**DIRECTIONS FOR THIS TASK**: Which lines of the entries below include "JSON"? List them all.

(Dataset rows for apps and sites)
▼
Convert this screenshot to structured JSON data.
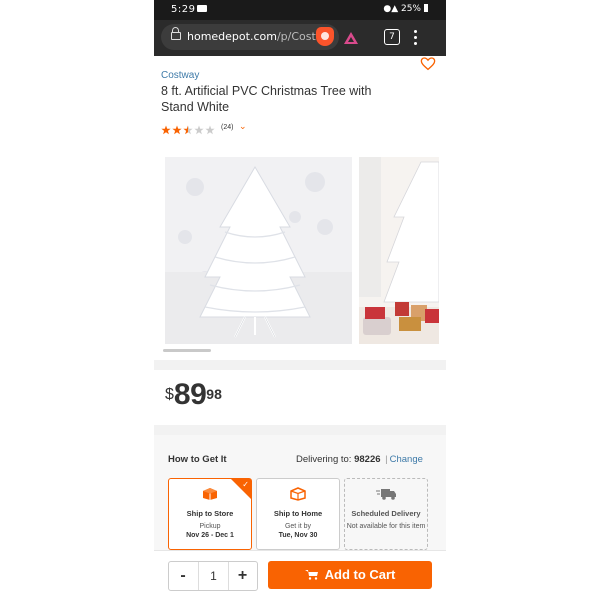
{
  "status_bar": {
    "time": "5:29",
    "right": "25%"
  },
  "browser": {
    "url_host": "homedepot.com",
    "url_path": "/p/Cost",
    "tab_count": "7"
  },
  "product": {
    "brand": "Costway",
    "title": "8 ft. Artificial PVC Christmas Tree with Stand White",
    "rating": 2.5,
    "rating_max": 5,
    "review_count": "(24)"
  },
  "price": {
    "currency": "$",
    "dollars": "89",
    "cents": "98"
  },
  "fulfillment": {
    "heading": "How to Get It",
    "delivering_label": "Delivering to:",
    "zip": "98226",
    "separator": "|",
    "change_label": "Change",
    "options": [
      {
        "label": "Ship to Store",
        "sub": "Pickup",
        "sub2": "Nov 26 - Dec 1",
        "selected": true
      },
      {
        "label": "Ship to Home",
        "sub": "Get it by",
        "sub2": "Tue, Nov 30",
        "selected": false
      },
      {
        "label": "Scheduled Delivery",
        "sub": "Not available for this item",
        "sub2": "",
        "selected": false
      }
    ]
  },
  "cart": {
    "minus": "-",
    "quantity": "1",
    "plus": "+",
    "add_to_cart_label": "Add to Cart"
  },
  "colors": {
    "accent": "#f96302",
    "link": "#3e7aa8",
    "star": "#f96302"
  }
}
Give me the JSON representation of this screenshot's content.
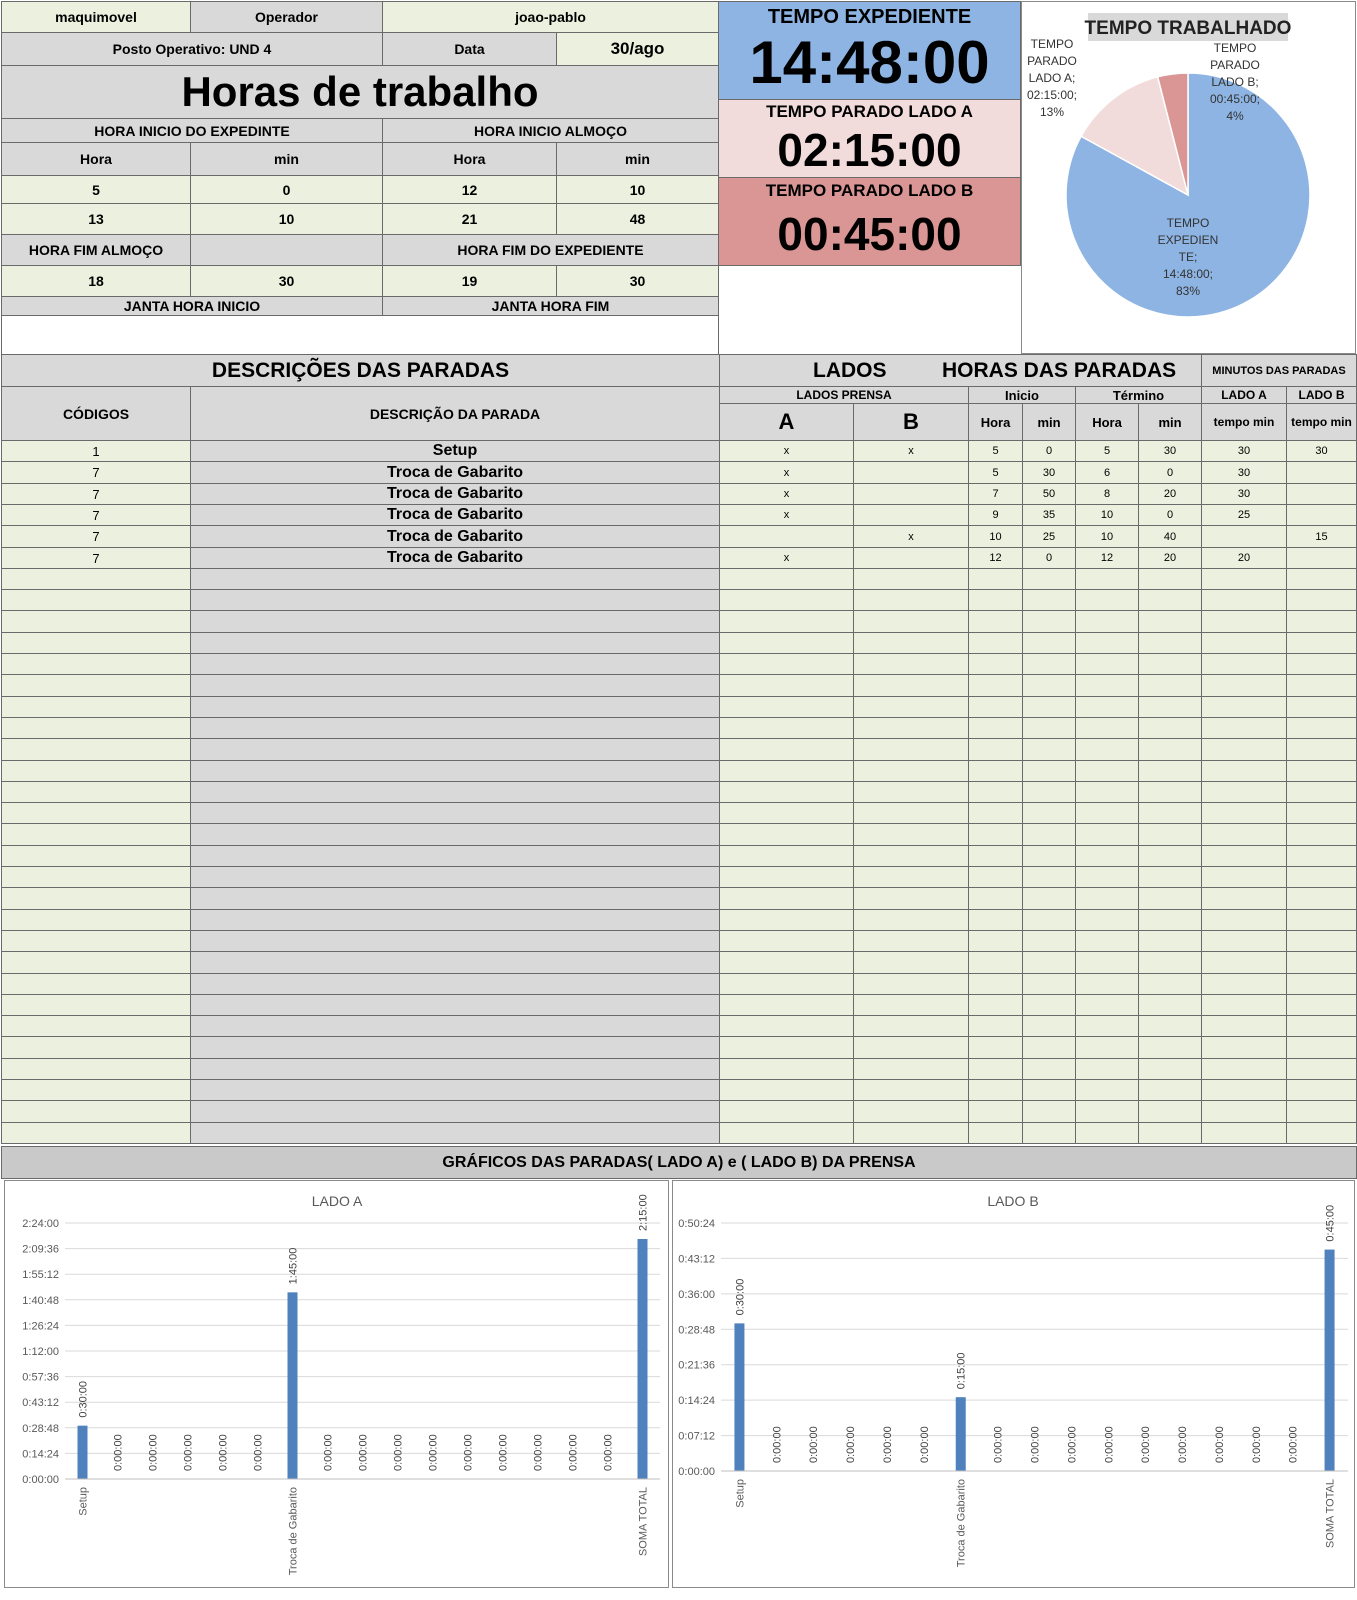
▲
**REPLY TO THE TASK**:
Convert this screenshot to structured JSON data.
Give me the JSON representation of this screenshot's content.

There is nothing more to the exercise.